[Stored data entries]
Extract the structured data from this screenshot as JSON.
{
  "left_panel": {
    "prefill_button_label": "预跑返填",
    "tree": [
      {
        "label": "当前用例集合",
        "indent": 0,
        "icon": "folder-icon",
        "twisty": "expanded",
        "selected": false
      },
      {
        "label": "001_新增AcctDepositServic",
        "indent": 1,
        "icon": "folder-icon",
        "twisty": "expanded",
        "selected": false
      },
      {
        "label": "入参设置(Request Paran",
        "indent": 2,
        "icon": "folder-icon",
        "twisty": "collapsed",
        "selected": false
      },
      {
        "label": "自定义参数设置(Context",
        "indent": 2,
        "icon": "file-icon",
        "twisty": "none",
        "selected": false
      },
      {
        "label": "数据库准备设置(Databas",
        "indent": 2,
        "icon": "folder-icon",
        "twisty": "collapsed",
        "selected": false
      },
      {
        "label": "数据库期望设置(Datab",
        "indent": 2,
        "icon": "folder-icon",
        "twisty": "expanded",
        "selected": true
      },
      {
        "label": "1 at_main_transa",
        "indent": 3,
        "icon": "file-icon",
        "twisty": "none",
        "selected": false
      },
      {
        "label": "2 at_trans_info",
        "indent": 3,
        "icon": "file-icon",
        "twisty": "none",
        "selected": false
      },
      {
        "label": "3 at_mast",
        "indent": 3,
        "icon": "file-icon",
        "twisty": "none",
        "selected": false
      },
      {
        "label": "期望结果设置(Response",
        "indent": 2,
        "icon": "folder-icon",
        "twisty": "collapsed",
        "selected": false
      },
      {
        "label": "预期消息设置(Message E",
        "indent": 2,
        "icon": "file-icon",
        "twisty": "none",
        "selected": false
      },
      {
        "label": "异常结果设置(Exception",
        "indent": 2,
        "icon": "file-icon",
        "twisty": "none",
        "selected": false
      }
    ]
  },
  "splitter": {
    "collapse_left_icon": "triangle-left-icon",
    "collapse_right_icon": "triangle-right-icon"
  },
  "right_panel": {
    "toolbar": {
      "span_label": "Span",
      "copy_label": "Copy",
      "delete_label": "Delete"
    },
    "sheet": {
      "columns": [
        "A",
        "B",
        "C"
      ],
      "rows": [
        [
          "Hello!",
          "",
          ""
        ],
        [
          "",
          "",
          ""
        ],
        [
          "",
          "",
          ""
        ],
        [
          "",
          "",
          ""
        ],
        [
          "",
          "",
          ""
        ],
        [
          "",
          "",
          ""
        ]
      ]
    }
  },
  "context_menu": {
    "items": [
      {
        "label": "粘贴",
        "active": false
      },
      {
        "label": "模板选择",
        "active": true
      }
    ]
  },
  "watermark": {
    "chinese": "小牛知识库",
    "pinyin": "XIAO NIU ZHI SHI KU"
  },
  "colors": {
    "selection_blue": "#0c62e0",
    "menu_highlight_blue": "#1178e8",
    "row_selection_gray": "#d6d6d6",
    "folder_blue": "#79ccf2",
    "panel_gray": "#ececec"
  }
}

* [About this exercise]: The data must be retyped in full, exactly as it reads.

* [Reply to the task]:
Extract the structured data from this screenshot as JSON.
{
  "left_panel": {
    "prefill_button_label": "预跑返填",
    "tree": [
      {
        "label": "当前用例集合",
        "indent": 0,
        "icon": "folder-icon",
        "twisty": "expanded",
        "selected": false
      },
      {
        "label": "001_新增AcctDepositServic",
        "indent": 1,
        "icon": "folder-icon",
        "twisty": "expanded",
        "selected": false
      },
      {
        "label": "入参设置(Request Paran",
        "indent": 2,
        "icon": "folder-icon",
        "twisty": "collapsed",
        "selected": false
      },
      {
        "label": "自定义参数设置(Context",
        "indent": 2,
        "icon": "file-icon",
        "twisty": "none",
        "selected": false
      },
      {
        "label": "数据库准备设置(Databas",
        "indent": 2,
        "icon": "folder-icon",
        "twisty": "collapsed",
        "selected": false
      },
      {
        "label": "数据库期望设置(Datab",
        "indent": 2,
        "icon": "folder-icon",
        "twisty": "expanded",
        "selected": true
      },
      {
        "label": "1 at_main_transa",
        "indent": 3,
        "icon": "file-icon",
        "twisty": "none",
        "selected": false
      },
      {
        "label": "2 at_trans_info",
        "indent": 3,
        "icon": "file-icon",
        "twisty": "none",
        "selected": false
      },
      {
        "label": "3 at_mast",
        "indent": 3,
        "icon": "file-icon",
        "twisty": "none",
        "selected": false
      },
      {
        "label": "期望结果设置(Response",
        "indent": 2,
        "icon": "folder-icon",
        "twisty": "collapsed",
        "selected": false
      },
      {
        "label": "预期消息设置(Message E",
        "indent": 2,
        "icon": "file-icon",
        "twisty": "none",
        "selected": false
      },
      {
        "label": "异常结果设置(Exception",
        "indent": 2,
        "icon": "file-icon",
        "twisty": "none",
        "selected": false
      }
    ]
  },
  "splitter": {
    "collapse_left_icon": "triangle-left-icon",
    "collapse_right_icon": "triangle-right-icon"
  },
  "right_panel": {
    "toolbar": {
      "span_label": "Span",
      "copy_label": "Copy",
      "delete_label": "Delete"
    },
    "sheet": {
      "columns": [
        "A",
        "B",
        "C"
      ],
      "rows": [
        [
          "Hello!",
          "",
          ""
        ],
        [
          "",
          "",
          ""
        ],
        [
          "",
          "",
          ""
        ],
        [
          "",
          "",
          ""
        ],
        [
          "",
          "",
          ""
        ],
        [
          "",
          "",
          ""
        ]
      ]
    }
  },
  "context_menu": {
    "items": [
      {
        "label": "粘贴",
        "active": false
      },
      {
        "label": "模板选择",
        "active": true
      }
    ]
  },
  "watermark": {
    "chinese": "小牛知识库",
    "pinyin": "XIAO NIU ZHI SHI KU"
  },
  "colors": {
    "selection_blue": "#0c62e0",
    "menu_highlight_blue": "#1178e8",
    "row_selection_gray": "#d6d6d6",
    "folder_blue": "#79ccf2",
    "panel_gray": "#ececec"
  }
}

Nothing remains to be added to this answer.